Valentino's movements projected danger, passion and allure.
Lovely Clara Bow was always in motion. Only sound could slow her down.

They Had Faces
A gallery of fabulous faces:


The one and only Garbo
The great Norma Talmadge
The face of John Gilbert

The timeless beauty of Louise Brooks
The haunting face of Maria Falconetti
In all its variations, the face of Lon Chaney is unforgettable.

Above all, the silent cinema is a celebration of the human face and form. Its language speaks not only to the eyes, but also to the universal heart of mankind.



15 comments:

KC said...

All those faces are so mesmerizing. Reading this post was kind of like getting a little drunk.

Christian Esquevin said...

Wonderful post FlickChick on the faces of the silent screen.Lon Chaney in particular was a master of expression. And in spite of Greta Garbo's mesmerizing face, she was incredible in the totality of her expressiveness through her body movements and posture. To my mind, she was really unique even to this day in that regard.

FlickChick said...

KC - yes - the silent film puts the beauty of the human form on a pedestal. I agree - quite heady!

FlickChick said...

Thank you, Christian. You are so right about Garbo. I originally put her in the "body" part of the article, as her movements were so powerful, but I just couldn't leave that face out, so it was a toss up.

Diane said...

I just loved the pictures of the eyes.

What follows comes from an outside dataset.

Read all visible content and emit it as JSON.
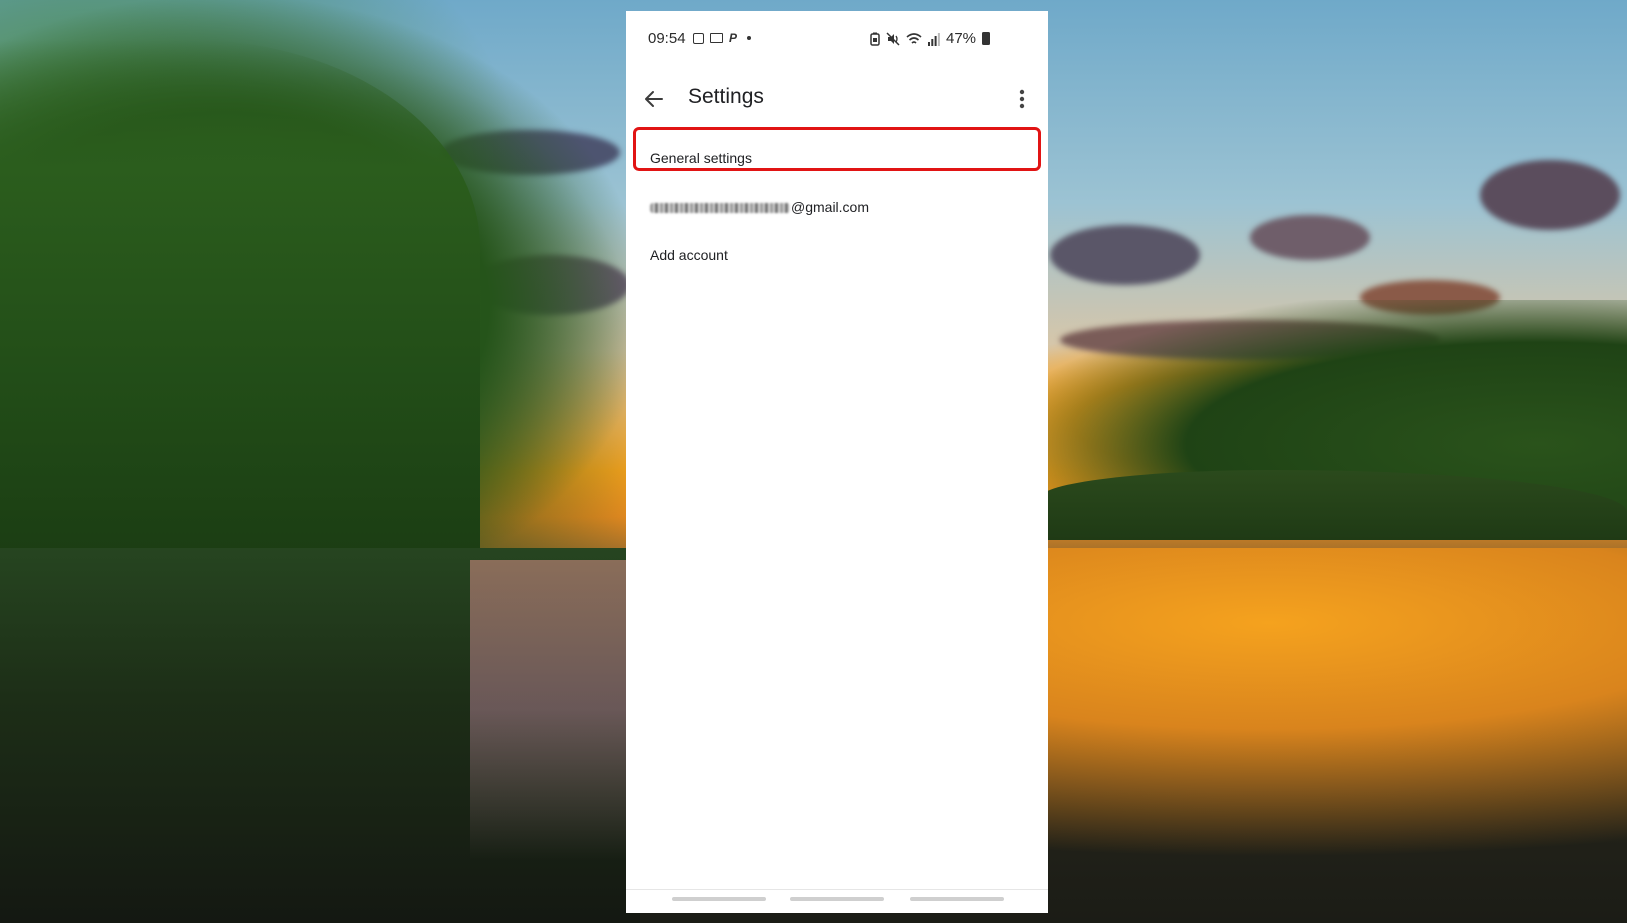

They really did have to show more of what the film was about. Beautiful post.

silverscreenings said...

Wonderful article. True, all of it.

FlickChick said...

Thank you, Diane, glad you liked it.

FlickChick said...

Silverscreenings - I just love the silents -so expressive.

said...

Well, I must say that I'm a little scared of Theda Bara's eyes, and would probably pick Clara Bow instead of her (what an amazing pair of eyes Clara had!). I loved your post. I must have something with eyes because in the moment I read the term "body language" I thought about Gish's and Pickford's eyes as well!
Greetings,
Le

FlickChick said...

Le - yes, Theda is a bit intimidating, isn't she? But, being a good vamp, she is supposed be imposing! I agree that Mary and Clara were charming from head to toe - including the eyes!

Ithankyou said...

I agree with KC - those are some very powerful features on display - true glamour! And is that Miriam Cooper at the top? A very "modern" look. For "eyes" I'd also add Pola Negri...none so dark!

FlickChick said...

ITY - yes, that is Miriam Cooper at the top with a few shots from "Intolerance." As for Pola - yes indeed. I love her and should have added her!

Amish Stories said...

In most of the new movies I wish that they wouldnt talk! Richard

FlickChick said...

@ Amish Stories - isn't that the truth!

nahidworld said...

takyou for your post it is so buti full article and picture of Body language .asom your post.